Bring Christmas Cactus into Light to Promote Holiday Blooming

Green Circle Growers - Tuesday, December 14, 2010

Commonly used as Christmas trees in hot southern climates that are too warm to nurture traditional Christmas pines, the Christmas Cactus (Schlumbergera) makes a beautiful stand-in for the Scotch and White Pines we North Americans decorate during the Christmas season. Around Christmas time, bell-shaped red flowers sprout from the tips of the plant’s flat, branching green leaves, creating a colorful, natural decoration that needs no embellishment.

Native to South American rain forests, the Christmas Cactus were originally forest cacti that grew at higher elevations. It is particularly prolific in Brazil where it grows in abundance in the wild. In its natural habitat, it is pollinated by hummingbirds.

Christmas cacti need a good source of indirect sunlight and thrive in temperatures between 60 and 70 degrees Fahrenheit. These plants require relatively high humidity and should be kept away from heat sources such as heating vents, wood stoves and fireplaces that can cause excessive drying. If leaves become too dry, they will shrivel and fall off. Excessive watering should also be avoided as it can also cause your Christmas cactus to fail. Never allow your cactus to sit in standing water. Water your plant approximately once a week when the top of the soil feels dry to the touch.

To ensure beautiful and prolific blooming year after year, prune your Christmas cactus after the final bloom withers and dies. In the summer, you can move your Christmas cactus outdoors where these unusual plants make interesting patio plants or garden accents. Locate your cactus in a shady spot where it will not receive direct sunlight.

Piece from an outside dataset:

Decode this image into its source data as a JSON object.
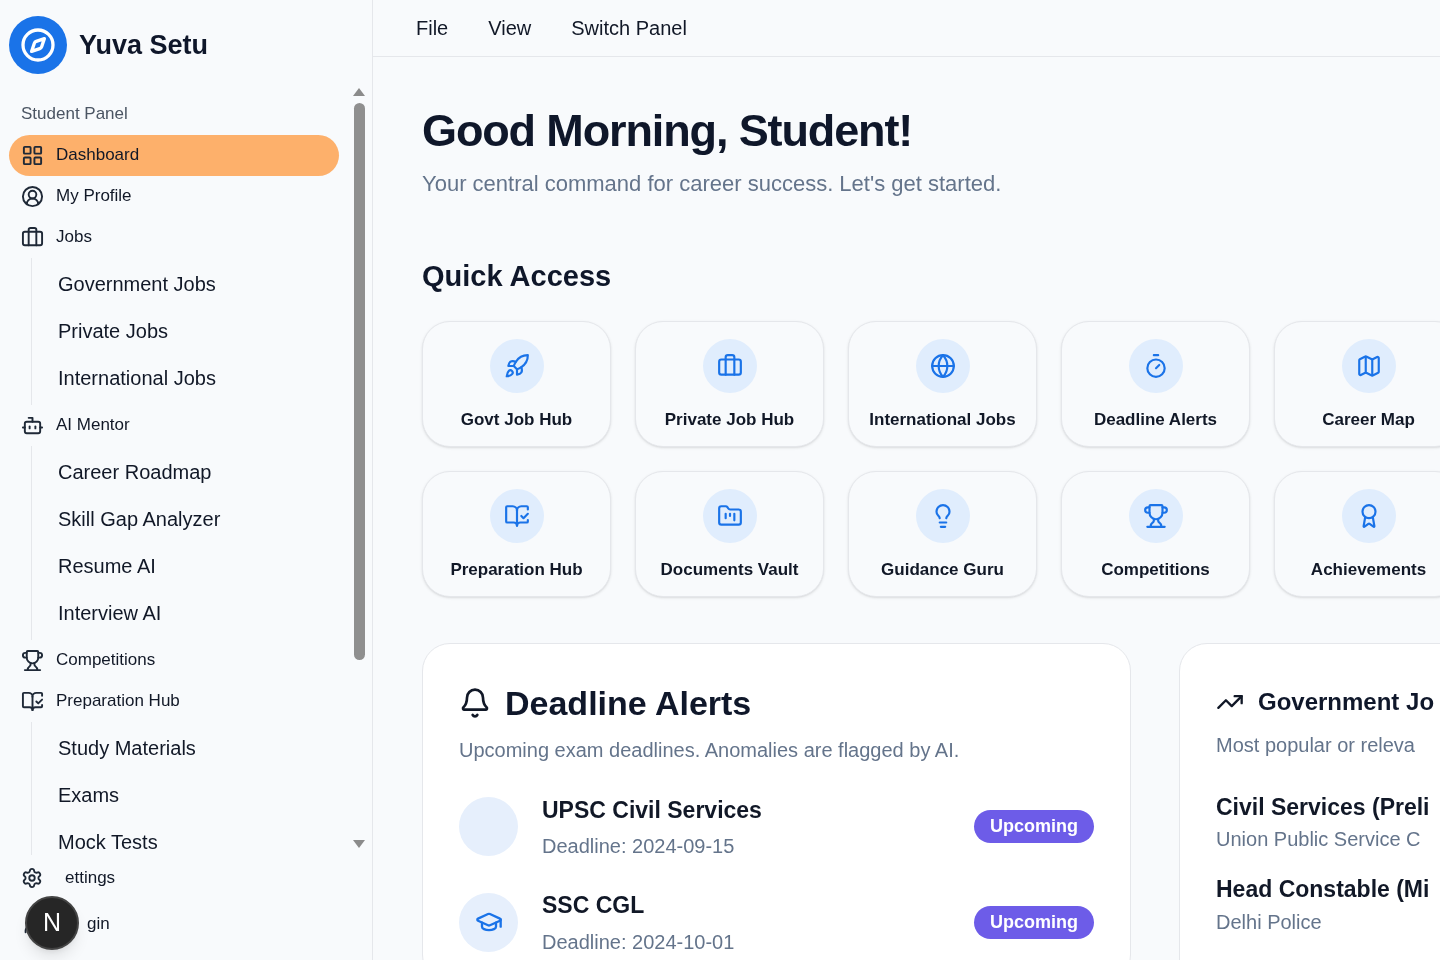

In October, place the plant in a dark closet or cupboard to allow it to go dormant. At Thanksgiving, bring your plant out of the dark and place it where it will receive indirect sunlight to trigger a new bloom cycle. With proper care, your Christmas cactus should bloom during the Christmas holidays for years to come.